"What is panning? And what is panning in photography?"
Hint: It doesn't involve a frying pan. In this post, I will explain to you what the panning technique is and I will show you photos I took Saturday at a kart racing event here in Elkhart Indiana. More photos from the event can be found on my Instagram page.
The two photos above illustrate both the panning technique and a 'regular still' photograph. It's up to the photographer to decide on what they want to portray in an image and manipulating shuter speed is one way to do that.
Panning during a photo is a technique use to convey motion, where the photographer moves his or her camera to follow the subject in frame as it is moving through its environment. The subject can appear still and sharp while everything else in the camera's frame is blurred from the movement of the camera. Common subjects of this technique include aerial and terrestrial animals and vehicles, people on rides, or anything that moves.
Here is how to do it:
So how do you properly capture a subject via panning? Set the shutter speed slow enough to allow you to pan and capture the blur of the environment while you are panning your lens, but quick enough that you are not picking up other unwanted movement. Some examples of unwanted movement could be the bounce of a car over a bump (other way to describe a change in direction of travel however brief), the movement of something on the subject itself, and the shake of your camera as you are panning. The longer the shutter remains open, the chances of capturing unwanted movement in your panning shot increase. Below are some examples of unwanted movement from panning shots taken yesterday.
Make sure your exposure is correct:
Setting the shutter speed is only part of taking a good panning photo.

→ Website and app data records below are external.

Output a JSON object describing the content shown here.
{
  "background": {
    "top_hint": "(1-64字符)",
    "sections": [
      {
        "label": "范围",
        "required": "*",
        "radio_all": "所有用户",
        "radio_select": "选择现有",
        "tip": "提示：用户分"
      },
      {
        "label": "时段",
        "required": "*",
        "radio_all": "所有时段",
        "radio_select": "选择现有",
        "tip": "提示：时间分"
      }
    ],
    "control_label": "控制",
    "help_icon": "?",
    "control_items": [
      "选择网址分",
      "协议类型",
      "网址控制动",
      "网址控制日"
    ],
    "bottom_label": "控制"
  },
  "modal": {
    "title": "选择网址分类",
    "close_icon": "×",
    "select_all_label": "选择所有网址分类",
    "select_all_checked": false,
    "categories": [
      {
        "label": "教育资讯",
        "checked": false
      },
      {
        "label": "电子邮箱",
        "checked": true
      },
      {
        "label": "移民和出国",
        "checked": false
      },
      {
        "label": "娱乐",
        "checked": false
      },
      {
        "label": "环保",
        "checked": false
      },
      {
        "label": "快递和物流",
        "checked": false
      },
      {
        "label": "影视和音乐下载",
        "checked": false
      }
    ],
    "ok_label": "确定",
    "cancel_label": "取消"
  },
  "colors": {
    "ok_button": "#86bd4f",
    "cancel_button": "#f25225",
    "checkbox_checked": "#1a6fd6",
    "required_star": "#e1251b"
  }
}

The most perfectly timed panning technique can be ruined with inadvertent over-exposure if you are not paying attention to the other two elements on the exposure triangle: aperture and ISO. When shooting totally manual, the photographer needs to decrease the aperature or decrease the ISO setting or both when slowing down the shutter speed to attain a good panning shot. For example, proper exposure requires ISO 400, f/5.6 and 1/250 second and you want to decrease the shutter speed to 1/60th second for panning. That is a two-stop difference that is made up by decreasing the ISO two stops to 100 or decreasing the aperture two stops to f/11 or decreasing the ISO and aperture one stop each to ISO 100 and f/8 respectively for total of two stop effect on exposure.
If dealing with aperture and ISO is too much to think about, you can have your camera do the thinking for you by setting the ISO setting to Auto and photo setting to timer/shutter priority. With the camera set to timer priority, the camera does the calculation to set the aperture to correct setting for proper exposure. A potential problem exists with the limits of your camera for aperture and ISO while at the desired shutter setting. In such cases, the use of a neutral density filter may be necessary to get you the desired reduction in exposure.
You do not need a camera that can shoot 10 frames per second. My 6D that has a speed of 3.5 fps did just fine as I captured 2-3 shots per burst. I did well with single (non-burst) shots as well. However, what you do need is a camera that tracks your moving subject and focuses on that subject while you are shooting. On canon SLR systems, it's changing the Autofocus mode to Servo mode so it tracks continuously under the selected aoutofocus point while you have your finger on the focus button.
I hope these tips on panning helped you out. I had a blast shooting yesterday. People were giving me room while I repeatedly swung around my 70-200mm lens with lens hood as the karts zoomed by me. I bet that was a sight to see! So go and have fun with it. Not many of the photos you first take will come out sharp. Mine were not. Heck, a good amount of my panning photos yesterday were unusable. But with practice, you will get there and you will be proud of showing off this technique.